Like all communications strategies your approach to social media marketing should be driven by the purpose of the campaign. What must change and who needs to be reached so as to bring about change? Within the overall communications plan, the social media strategy defines how to capture the attention of the target audiences and convey a compelling campaign message through social media in a way that supports your overall campaign goals.
Your online goals and your charity business goals should be aligned. Your charity business goals are most likely to include increasing income, and so should your online goals.
You may be getting lots of shares on Facebook, YouTube views or likes on Twitter, but do you know the value of these actions? Your social media marketing goals should be as closely tied to fundraising revenue as possible, either directly through donations or through lead generation.
It’s okay to have more than one goal. But most importantly, make sure they drive real fundraising value and remember, whatever your end goals may be, make them concrete, measurable and achievable. How else will you be able to measure them and determine if you have in fact succeeded in achieving them?
Using micro conversions vs. macro conversions
One very important point about goals is not to overlook intermediate goals, sometimes known as micro conversions. We’re often so focused on that last step, such as the donation, that we forget about the smaller steps in between that contribute to donor acquisition that gets them to take that next step along the donor journey.
By setting micro-conversion goals you can gain a better understanding of the donor journey and what is and isn’t working on your website and therefore measure the incremental results of your digital marketing efforts and make incremental changes to your website and digital marketing to increase conversions.
Establishing micro-conversion goals, that can be measured and later assigned a monetary value based on future donations, are an essential way to measure the success of social media and determine how social media marketing is supporting your fundraising goals.
If you’re a non-profit, your micro conversion goals may be newsletter sign ups, downloading reports or bequest forms, signing petitions, measuring social interactions, increasing returning visitors increasing the amount of time visitors spend on your website.
If you’re a non-profit, these micro conversion goals may be newsletter sign ups, downloading reports or bequest forms, or signing petitions or they may be visiting specific pages of your website that identify them as potential donors.
The lack of micro-conversion measurement and the assignment of social media as a source of leads and involvement in lead nurturing is perhaps the single greatest reason that many organisations doubt the efficacy of social media as a serious contributor to fundraising income.
Understanding your audience
When choosing the people or groups your charity needs to influence, it may be helpful to think about the many different ways you can describe them. The more clearly you can define your audience, the easier it will be to make choices about your messages and communications vehicles.
Developing personas can be a useful approach to gaining clarity about your audience groups, their needs, interests and obstacles to engagement. These insights can be applied across your charity to define and understand your interactions and identify opportunities.
By understanding your target audience and defining them clearly you can choose the communication channels, techniques and tools most likely to reach them and encourage them to act.
Personalising your communications by adapting your message and content to the particular social media tools you are using and segmenting the audience you are targeting through various channels can be an effective strategy that delivers positive results.

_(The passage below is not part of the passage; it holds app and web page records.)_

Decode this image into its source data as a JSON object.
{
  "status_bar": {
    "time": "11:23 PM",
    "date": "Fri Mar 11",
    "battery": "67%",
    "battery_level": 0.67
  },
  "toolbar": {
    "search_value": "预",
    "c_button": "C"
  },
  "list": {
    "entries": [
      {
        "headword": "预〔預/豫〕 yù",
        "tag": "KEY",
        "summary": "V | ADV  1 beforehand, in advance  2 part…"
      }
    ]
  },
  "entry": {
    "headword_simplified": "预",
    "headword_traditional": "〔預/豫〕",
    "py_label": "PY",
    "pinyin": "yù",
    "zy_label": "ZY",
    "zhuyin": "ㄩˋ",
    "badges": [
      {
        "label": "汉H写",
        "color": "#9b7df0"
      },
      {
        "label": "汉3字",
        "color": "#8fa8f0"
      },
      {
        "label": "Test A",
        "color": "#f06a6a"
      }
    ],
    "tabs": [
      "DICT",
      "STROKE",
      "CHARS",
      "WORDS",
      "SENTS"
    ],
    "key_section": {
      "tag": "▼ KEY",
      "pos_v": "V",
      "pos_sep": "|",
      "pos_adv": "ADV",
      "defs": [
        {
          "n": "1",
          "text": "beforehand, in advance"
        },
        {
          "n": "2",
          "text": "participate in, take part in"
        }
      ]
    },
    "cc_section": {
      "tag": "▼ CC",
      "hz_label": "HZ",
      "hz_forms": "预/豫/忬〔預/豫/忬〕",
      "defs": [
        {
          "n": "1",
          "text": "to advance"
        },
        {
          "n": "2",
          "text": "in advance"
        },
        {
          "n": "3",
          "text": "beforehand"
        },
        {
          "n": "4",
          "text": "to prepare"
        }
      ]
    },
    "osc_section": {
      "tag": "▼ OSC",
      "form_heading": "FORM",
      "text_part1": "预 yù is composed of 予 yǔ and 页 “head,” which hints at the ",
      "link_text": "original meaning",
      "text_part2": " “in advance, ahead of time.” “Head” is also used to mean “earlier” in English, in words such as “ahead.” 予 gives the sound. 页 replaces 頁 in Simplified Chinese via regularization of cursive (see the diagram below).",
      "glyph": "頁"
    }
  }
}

Create great content
A common challenge within many charitable organizations is not having enough consistent, compelling content.
Great content is essential to succeeding with social media marketing and supporting all of your fundraising and communications efforts.
Your social media marketing plan should include a content marketing plan, comprised of strategies for content creation and content curation, as well as an editorial calendar. Strive for content that is relevant, current, and genuinely of interest to your audience today.
Channels and tactics
Do your research. It important to investigate what social media channels best suit your marketing objectives. You should look for the social media tools that will increase your chance of objective success.
Think about the demographics of each tool. Remember it’s not just about which platform has the biggest audience but who you want to reach.
The type of content you are producing is an important factor in deciding what platform you should use. That should narrow your focus significantly.
What you want to share is important, but how you want to share it is important too.
Twitter, Instagram, Mail Chimp Snap or chat apps like Line or Snapchat are great for sharing live updates from the field, but if you want group discussions then Tumblr or Facebook are probably better.
Remember digital channels are just another medium to be included with traditional print channels so combine, cross promote.
Repurpose content developed in other departments. Make it micro. Social media is short form, so break up those magazine articles into small snippets, create image overlays and edit down those videos into tiny clips.
Test, evaluate and adjust your social media marketing plan
Test and evaluate. Discover what adjustments need to be made to your social media marketing strategy. Without it how will you know what is working.
The more you post, the more you’ll discover which content, timing, and frequency is right for you and which channels are delivering results. Keep refining, changing, learning and adapting what you do.
The most important thing to understand about your social media strategy is that it should be constantly changing. As new networks emerge, you may want to add them to your plan. As you attain goals, you may need to adjust them or find new goals for each network. New challenges might present themselves that you need to address. As you scale your business, you might need to add new roles or grow your social presence for different branches or countries. This is a plan that is meant to change, so be flexible and open to these changes.
As you get more of a feel for what social marketing can achieve, and what you need it to do for you, you’ll be able to refine your goals and rewrite your strategy to reflect your latest insight.